Dmitry Khangulyan (JAXA)
Gamma-Ray Emitting Binary Systems
Pulsars and pulsar wind nebulae (PWN) represent the most numerous class of galactic gamma-ray emitting sources. However, only one pulsar (with a few candidates) located in binary systems is confirmed as gamma-ray emitters. Typical binary pulsars accrete material from companion stars, and the gravitation energy is released through bright X-ray emission. However, the accretion process significantly affects the pulsar magnetosphere, and in particular this ceases the pulsar wind, which is essential for formation of PWN. Therefore, to be a gamma-ray emitter binary system should contain a pulsar powerful enough to prevent the accretion. In this case a compactified nebula can be formed in binary systems. However, this type of sources features several important differences as compared to their isolated siblings. Several factors, e.g., environmental impact and hydrodynamic interaction regime, have crucial influence on the processes occurring in gamma-ray binary systems.

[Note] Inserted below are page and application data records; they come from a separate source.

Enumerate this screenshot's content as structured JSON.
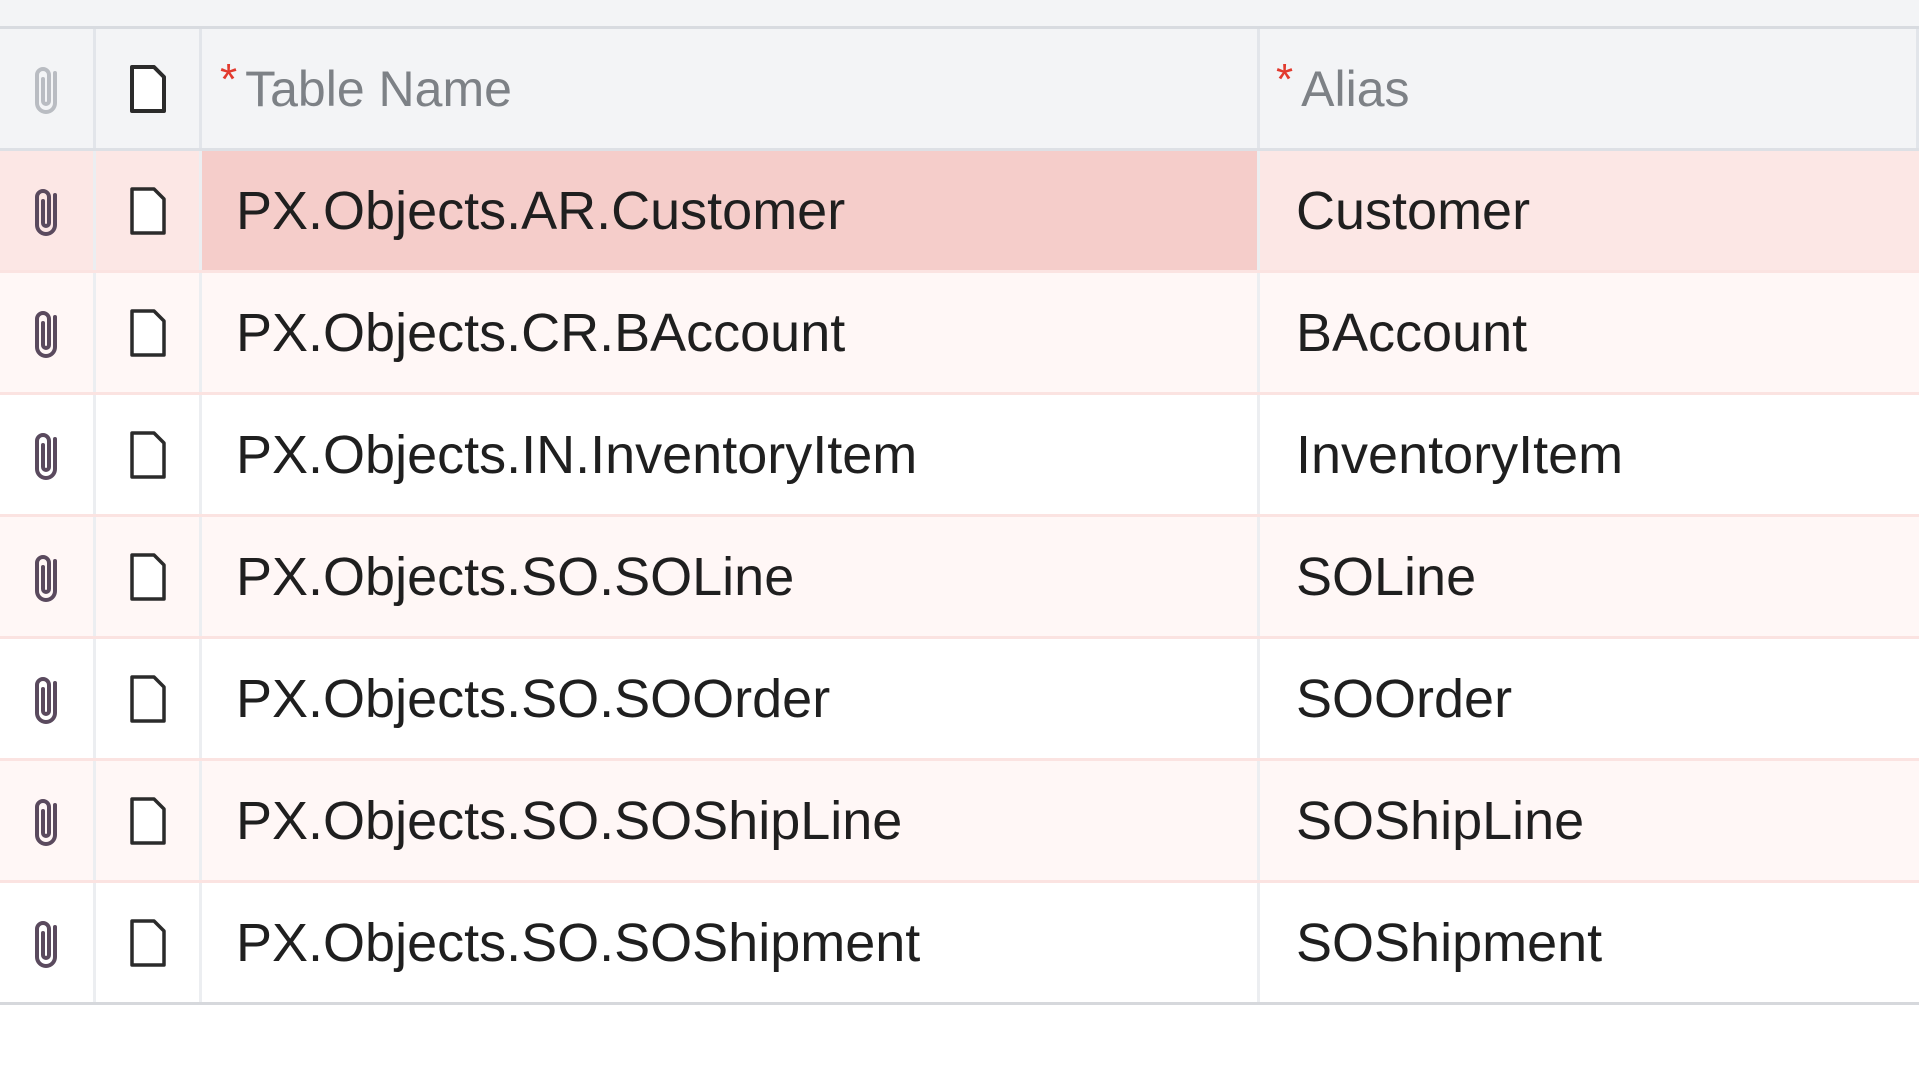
{
  "grid": {
    "columns": {
      "table_name": {
        "label": "Table Name",
        "required_mark": "*"
      },
      "alias": {
        "label": "Alias",
        "required_mark": "*"
      }
    },
    "rows": [
      {
        "table_name": "PX.Objects.AR.Customer",
        "alias": "Customer",
        "selected": true
      },
      {
        "table_name": "PX.Objects.CR.BAccount",
        "alias": "BAccount"
      },
      {
        "table_name": "PX.Objects.IN.InventoryItem",
        "alias": "InventoryItem"
      },
      {
        "table_name": "PX.Objects.SO.SOLine",
        "alias": "SOLine"
      },
      {
        "table_name": "PX.Objects.SO.SOOrder",
        "alias": "SOOrder"
      },
      {
        "table_name": "PX.Objects.SO.SOShipLine",
        "alias": "SOShipLine"
      },
      {
        "table_name": "PX.Objects.SO.SOShipment",
        "alias": "SOShipment"
      }
    ]
  },
  "icons": {
    "header_attachment": "paperclip-icon",
    "header_note": "note-icon",
    "row_attachment": "paperclip-icon",
    "row_note": "note-icon"
  },
  "colors": {
    "selected_row": "#fce7e5",
    "selected_cell": "#f5cdca",
    "alt_row": "#fff7f6",
    "required_mark": "#e23a2e",
    "header_bg": "#f3f4f6"
  }
}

I will review in detail the physical scenario for binary pulsars and will discuss the implication of different observational data, obtained with both ground based and space gamma-ray detectors.